What you have to do: Across the whole listing, state how many lines include "kind". Add nothing to that number.

Extracted entries:
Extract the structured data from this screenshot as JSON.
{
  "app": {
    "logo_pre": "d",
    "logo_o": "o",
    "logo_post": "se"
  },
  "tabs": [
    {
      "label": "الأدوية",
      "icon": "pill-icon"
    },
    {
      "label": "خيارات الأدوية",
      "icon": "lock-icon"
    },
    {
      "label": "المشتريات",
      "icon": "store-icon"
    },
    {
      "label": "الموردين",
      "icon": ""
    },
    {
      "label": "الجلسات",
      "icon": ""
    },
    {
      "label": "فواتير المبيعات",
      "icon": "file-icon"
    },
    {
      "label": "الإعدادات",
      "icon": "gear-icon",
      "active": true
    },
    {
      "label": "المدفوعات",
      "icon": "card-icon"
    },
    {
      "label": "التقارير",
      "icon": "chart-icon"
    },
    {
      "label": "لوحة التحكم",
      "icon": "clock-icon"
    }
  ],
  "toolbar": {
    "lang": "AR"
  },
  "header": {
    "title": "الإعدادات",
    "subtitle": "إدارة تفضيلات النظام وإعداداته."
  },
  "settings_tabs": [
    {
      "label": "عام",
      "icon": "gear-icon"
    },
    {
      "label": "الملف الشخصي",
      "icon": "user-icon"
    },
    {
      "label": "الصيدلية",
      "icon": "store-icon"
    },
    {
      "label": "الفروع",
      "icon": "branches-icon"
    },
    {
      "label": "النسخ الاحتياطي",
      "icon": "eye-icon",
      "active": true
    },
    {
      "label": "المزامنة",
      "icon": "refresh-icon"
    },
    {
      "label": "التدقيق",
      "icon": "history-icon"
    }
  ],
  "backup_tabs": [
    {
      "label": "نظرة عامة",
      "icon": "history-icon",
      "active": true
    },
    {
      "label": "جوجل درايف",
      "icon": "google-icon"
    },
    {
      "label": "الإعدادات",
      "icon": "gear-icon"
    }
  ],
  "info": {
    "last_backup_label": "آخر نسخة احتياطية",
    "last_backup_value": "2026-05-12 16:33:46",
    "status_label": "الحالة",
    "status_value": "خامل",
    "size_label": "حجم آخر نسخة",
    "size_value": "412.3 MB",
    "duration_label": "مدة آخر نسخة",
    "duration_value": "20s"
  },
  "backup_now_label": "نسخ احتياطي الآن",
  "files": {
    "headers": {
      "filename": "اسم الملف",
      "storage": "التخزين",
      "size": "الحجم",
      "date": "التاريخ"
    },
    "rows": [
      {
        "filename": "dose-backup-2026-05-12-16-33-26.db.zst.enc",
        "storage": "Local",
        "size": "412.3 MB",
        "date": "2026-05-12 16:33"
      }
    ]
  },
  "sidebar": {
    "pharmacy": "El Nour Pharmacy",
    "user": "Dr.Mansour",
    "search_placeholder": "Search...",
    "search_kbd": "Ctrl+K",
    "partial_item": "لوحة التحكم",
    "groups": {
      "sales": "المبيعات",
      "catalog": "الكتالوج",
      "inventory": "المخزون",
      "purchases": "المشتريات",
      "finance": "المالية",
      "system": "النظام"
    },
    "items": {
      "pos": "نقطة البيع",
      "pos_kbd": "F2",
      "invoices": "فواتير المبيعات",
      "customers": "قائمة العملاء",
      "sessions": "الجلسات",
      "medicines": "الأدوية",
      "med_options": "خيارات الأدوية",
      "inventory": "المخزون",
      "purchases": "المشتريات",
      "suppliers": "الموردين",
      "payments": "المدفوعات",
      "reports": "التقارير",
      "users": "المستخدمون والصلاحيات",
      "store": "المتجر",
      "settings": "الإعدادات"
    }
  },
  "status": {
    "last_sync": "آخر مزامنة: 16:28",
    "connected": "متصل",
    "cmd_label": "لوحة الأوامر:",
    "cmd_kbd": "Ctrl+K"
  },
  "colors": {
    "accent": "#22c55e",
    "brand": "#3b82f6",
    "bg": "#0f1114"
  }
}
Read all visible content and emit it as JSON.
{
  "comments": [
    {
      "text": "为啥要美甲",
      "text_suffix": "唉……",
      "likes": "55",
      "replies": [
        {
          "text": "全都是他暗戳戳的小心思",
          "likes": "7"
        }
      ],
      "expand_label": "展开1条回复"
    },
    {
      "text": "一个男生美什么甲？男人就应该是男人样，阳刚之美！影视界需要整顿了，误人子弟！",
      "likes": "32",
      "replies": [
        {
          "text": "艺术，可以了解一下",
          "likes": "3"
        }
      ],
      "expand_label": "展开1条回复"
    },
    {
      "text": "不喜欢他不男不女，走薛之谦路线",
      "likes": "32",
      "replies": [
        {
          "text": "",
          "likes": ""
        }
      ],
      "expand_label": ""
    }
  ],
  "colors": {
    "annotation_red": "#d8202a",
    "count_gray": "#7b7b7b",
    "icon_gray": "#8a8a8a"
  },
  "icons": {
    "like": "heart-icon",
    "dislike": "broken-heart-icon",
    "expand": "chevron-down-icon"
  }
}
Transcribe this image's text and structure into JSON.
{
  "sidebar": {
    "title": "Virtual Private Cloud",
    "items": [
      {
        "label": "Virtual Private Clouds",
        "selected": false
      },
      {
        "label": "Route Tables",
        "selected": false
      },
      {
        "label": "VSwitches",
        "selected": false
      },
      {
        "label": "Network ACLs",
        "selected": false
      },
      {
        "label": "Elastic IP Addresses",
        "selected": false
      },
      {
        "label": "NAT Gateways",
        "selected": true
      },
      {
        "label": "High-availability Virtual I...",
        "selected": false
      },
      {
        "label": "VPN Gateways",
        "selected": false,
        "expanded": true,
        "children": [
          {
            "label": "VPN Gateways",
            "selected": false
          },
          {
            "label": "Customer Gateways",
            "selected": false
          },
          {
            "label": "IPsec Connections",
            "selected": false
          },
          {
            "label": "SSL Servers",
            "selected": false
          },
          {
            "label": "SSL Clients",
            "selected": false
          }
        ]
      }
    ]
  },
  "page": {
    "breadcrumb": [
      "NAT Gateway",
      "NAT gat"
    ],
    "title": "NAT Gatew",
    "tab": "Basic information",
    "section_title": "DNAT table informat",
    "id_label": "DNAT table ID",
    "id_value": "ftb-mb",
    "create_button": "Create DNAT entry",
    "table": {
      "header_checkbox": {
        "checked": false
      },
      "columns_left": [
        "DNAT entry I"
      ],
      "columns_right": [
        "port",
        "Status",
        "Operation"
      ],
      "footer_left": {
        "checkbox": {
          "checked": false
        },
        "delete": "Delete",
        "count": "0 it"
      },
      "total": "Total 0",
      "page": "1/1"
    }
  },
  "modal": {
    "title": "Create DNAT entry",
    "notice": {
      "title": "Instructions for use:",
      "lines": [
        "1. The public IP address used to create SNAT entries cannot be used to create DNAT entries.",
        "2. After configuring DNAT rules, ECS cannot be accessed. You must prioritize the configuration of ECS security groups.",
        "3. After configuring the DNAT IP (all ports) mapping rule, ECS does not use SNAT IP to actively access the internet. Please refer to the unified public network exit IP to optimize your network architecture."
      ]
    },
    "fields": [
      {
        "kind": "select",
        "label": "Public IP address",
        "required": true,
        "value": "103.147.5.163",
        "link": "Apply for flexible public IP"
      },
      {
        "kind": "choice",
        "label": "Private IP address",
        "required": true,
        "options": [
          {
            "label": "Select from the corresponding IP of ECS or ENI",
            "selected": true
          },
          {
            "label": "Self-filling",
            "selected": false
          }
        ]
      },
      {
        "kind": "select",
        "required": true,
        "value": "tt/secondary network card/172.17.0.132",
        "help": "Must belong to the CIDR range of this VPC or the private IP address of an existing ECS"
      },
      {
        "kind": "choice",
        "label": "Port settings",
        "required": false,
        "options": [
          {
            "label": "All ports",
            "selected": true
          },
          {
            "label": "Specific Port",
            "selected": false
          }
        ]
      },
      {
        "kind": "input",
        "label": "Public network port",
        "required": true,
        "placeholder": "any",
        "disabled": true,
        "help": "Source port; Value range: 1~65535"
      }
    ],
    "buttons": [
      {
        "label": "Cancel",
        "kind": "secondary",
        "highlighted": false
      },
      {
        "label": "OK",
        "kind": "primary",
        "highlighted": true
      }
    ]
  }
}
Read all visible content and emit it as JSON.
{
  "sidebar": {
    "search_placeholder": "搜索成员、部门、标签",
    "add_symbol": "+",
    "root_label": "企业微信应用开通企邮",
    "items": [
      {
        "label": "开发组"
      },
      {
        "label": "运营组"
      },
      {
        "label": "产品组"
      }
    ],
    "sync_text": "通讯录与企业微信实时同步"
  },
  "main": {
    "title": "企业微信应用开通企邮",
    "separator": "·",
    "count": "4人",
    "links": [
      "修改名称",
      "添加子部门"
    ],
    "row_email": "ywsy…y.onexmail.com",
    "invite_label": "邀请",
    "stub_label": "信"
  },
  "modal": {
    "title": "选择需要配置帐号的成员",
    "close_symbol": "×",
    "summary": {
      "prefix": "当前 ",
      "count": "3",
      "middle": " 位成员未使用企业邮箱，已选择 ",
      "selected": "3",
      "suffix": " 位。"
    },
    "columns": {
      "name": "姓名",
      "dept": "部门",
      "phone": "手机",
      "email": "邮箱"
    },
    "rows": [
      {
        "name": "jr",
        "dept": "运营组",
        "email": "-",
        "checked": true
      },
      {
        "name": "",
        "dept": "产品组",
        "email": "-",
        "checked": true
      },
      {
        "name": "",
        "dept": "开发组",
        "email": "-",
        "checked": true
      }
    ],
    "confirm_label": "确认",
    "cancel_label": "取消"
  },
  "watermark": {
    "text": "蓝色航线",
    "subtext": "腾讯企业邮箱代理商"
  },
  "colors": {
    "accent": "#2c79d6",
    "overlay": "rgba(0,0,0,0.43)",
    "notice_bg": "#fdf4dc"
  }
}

Answer to the exercise: 7